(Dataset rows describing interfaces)
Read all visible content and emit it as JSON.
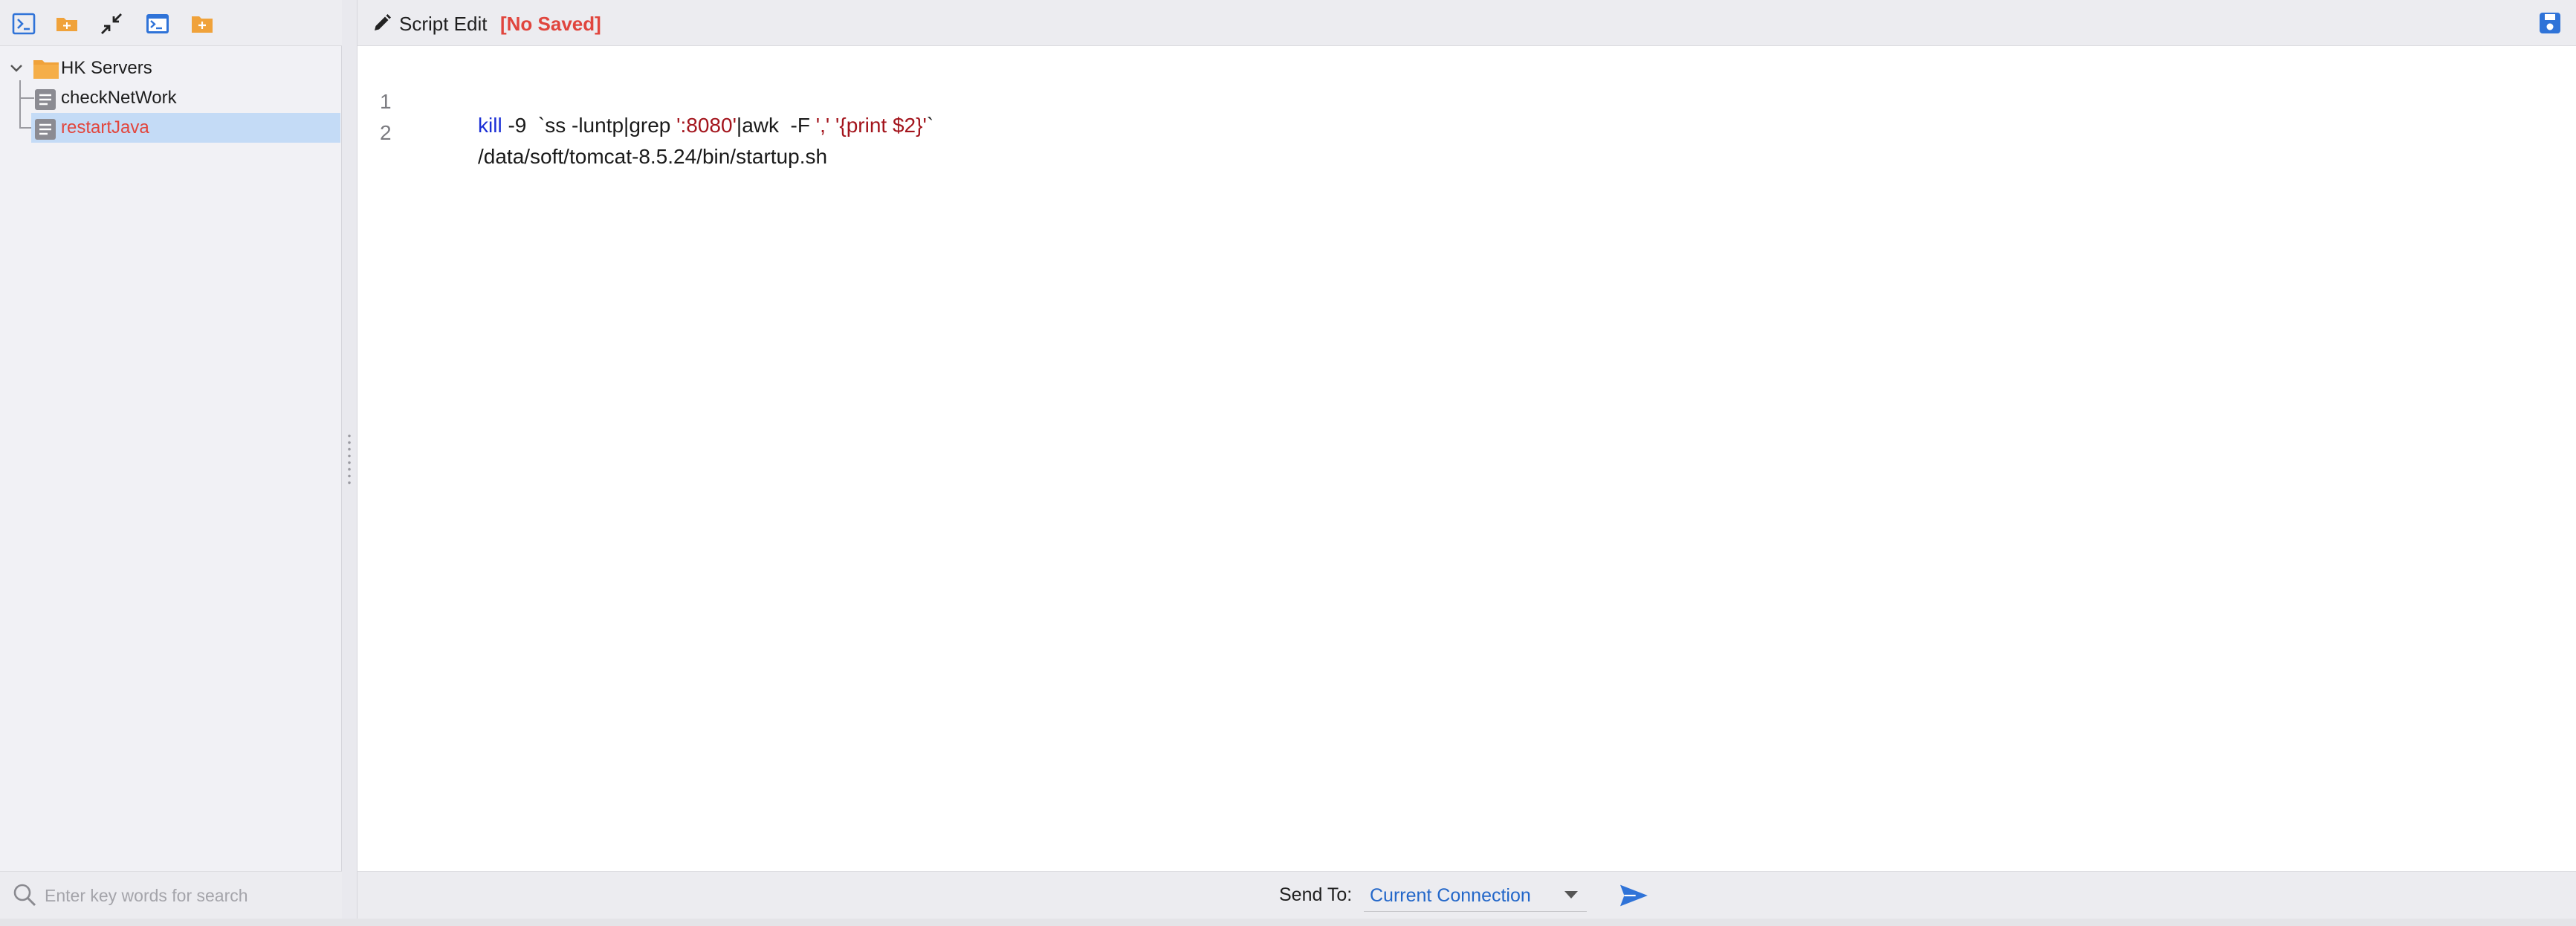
{
  "toolbar": {
    "buttons": [
      {
        "icon": "terminal-icon"
      },
      {
        "icon": "new-folder-icon"
      },
      {
        "icon": "collapse-icon"
      },
      {
        "icon": "terminal-window-icon"
      },
      {
        "icon": "add-folder-icon"
      }
    ]
  },
  "tree": {
    "folder": {
      "label": "HK Servers",
      "expanded": true
    },
    "items": [
      {
        "label": "checkNetWork",
        "selected": false
      },
      {
        "label": "restartJava",
        "selected": true
      }
    ]
  },
  "search": {
    "placeholder": "Enter key words for search",
    "value": ""
  },
  "editor": {
    "title": "Script Edit",
    "status": "[No Saved]",
    "lines": [
      {
        "num": "1",
        "parts": [
          {
            "t": "kill",
            "c": "kw"
          },
          {
            "t": " -9  `ss -luntp|grep ",
            "c": ""
          },
          {
            "t": "':8080'",
            "c": "str"
          },
          {
            "t": "|awk  -F ",
            "c": ""
          },
          {
            "t": "','",
            "c": "str"
          },
          {
            "t": " ",
            "c": ""
          },
          {
            "t": "'{print $2}'",
            "c": "str"
          },
          {
            "t": "`",
            "c": ""
          }
        ]
      },
      {
        "num": "2",
        "parts": [
          {
            "t": "/data/soft/tomcat-8.5.24/bin/startup.sh",
            "c": ""
          }
        ]
      }
    ]
  },
  "send": {
    "label": "Send To:",
    "target": "Current Connection"
  },
  "colors": {
    "accent": "#2367c9",
    "folder": "#f0a23a",
    "unsaved": "#e0453d",
    "selection": "#c4dbf6",
    "keyword": "#1b2fd6",
    "string": "#a3141c"
  }
}
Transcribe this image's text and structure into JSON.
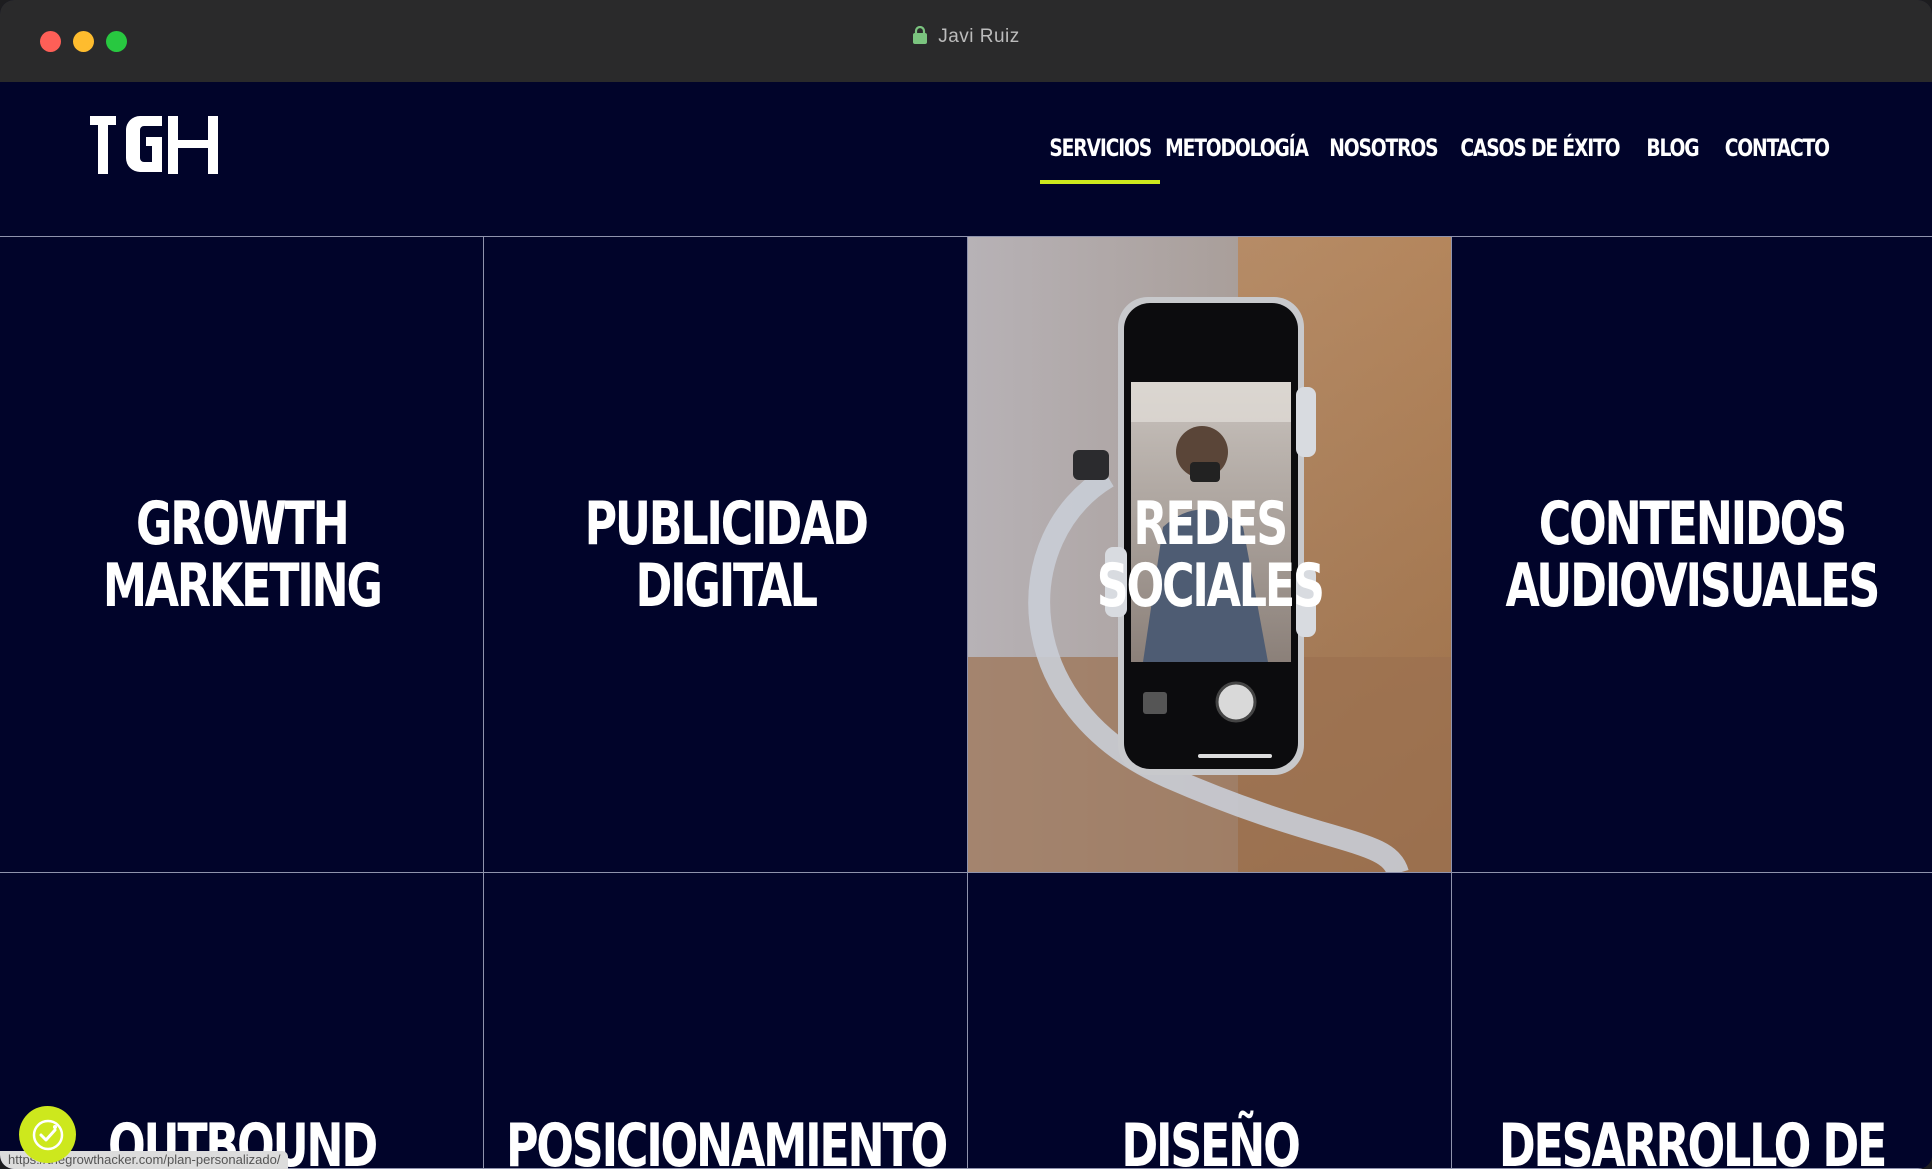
{
  "window": {
    "title": "Javi Ruiz"
  },
  "header": {
    "logo_text": "TGH",
    "nav": [
      {
        "label": "SERVICIOS",
        "active": true
      },
      {
        "label": "METODOLOGÍA",
        "active": false
      },
      {
        "label": "NOSOTROS",
        "active": false
      },
      {
        "label": "CASOS DE ÉXITO",
        "active": false
      },
      {
        "label": "BLOG",
        "active": false
      },
      {
        "label": "CONTACTO",
        "active": false
      }
    ],
    "accent_color": "#cde81d"
  },
  "services": [
    {
      "label": "GROWTH\nMARKETING"
    },
    {
      "label": "PUBLICIDAD\nDIGITAL"
    },
    {
      "label": "REDES\nSOCIALES",
      "has_image": true
    },
    {
      "label": "CONTENIDOS\nAUDIOVISUALES"
    },
    {
      "label": "OUTBOUND"
    },
    {
      "label": "POSICIONAMIENTO"
    },
    {
      "label": "DISEÑO"
    },
    {
      "label": "DESARROLLO DE"
    }
  ],
  "status_bar": {
    "url": "https://thegrowthacker.com/plan-personalizado/"
  },
  "colors": {
    "background": "#01042a",
    "grid_line": "#8f93ad",
    "text": "#ffffff"
  }
}
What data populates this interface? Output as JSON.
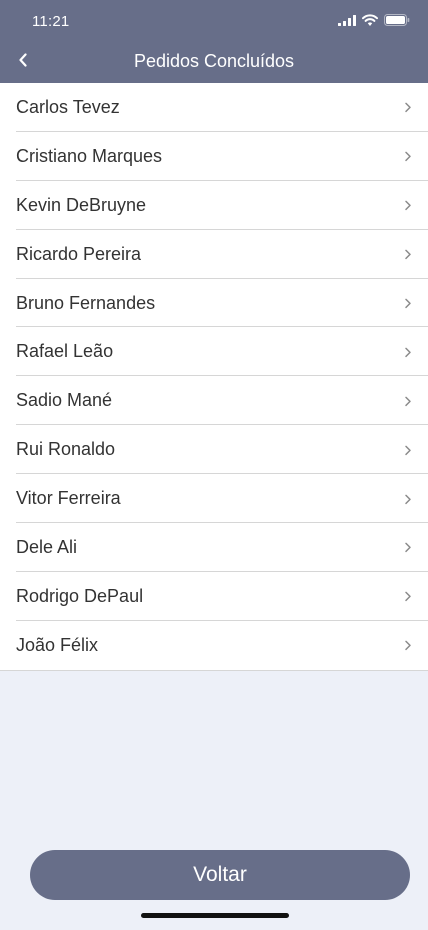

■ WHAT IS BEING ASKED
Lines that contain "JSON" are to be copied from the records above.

■ SOLUTION TO THIS TASK
Read all visible content and emit it as JSON.
Transcribe this image's text and structure into JSON.
What data populates this interface? Output as JSON.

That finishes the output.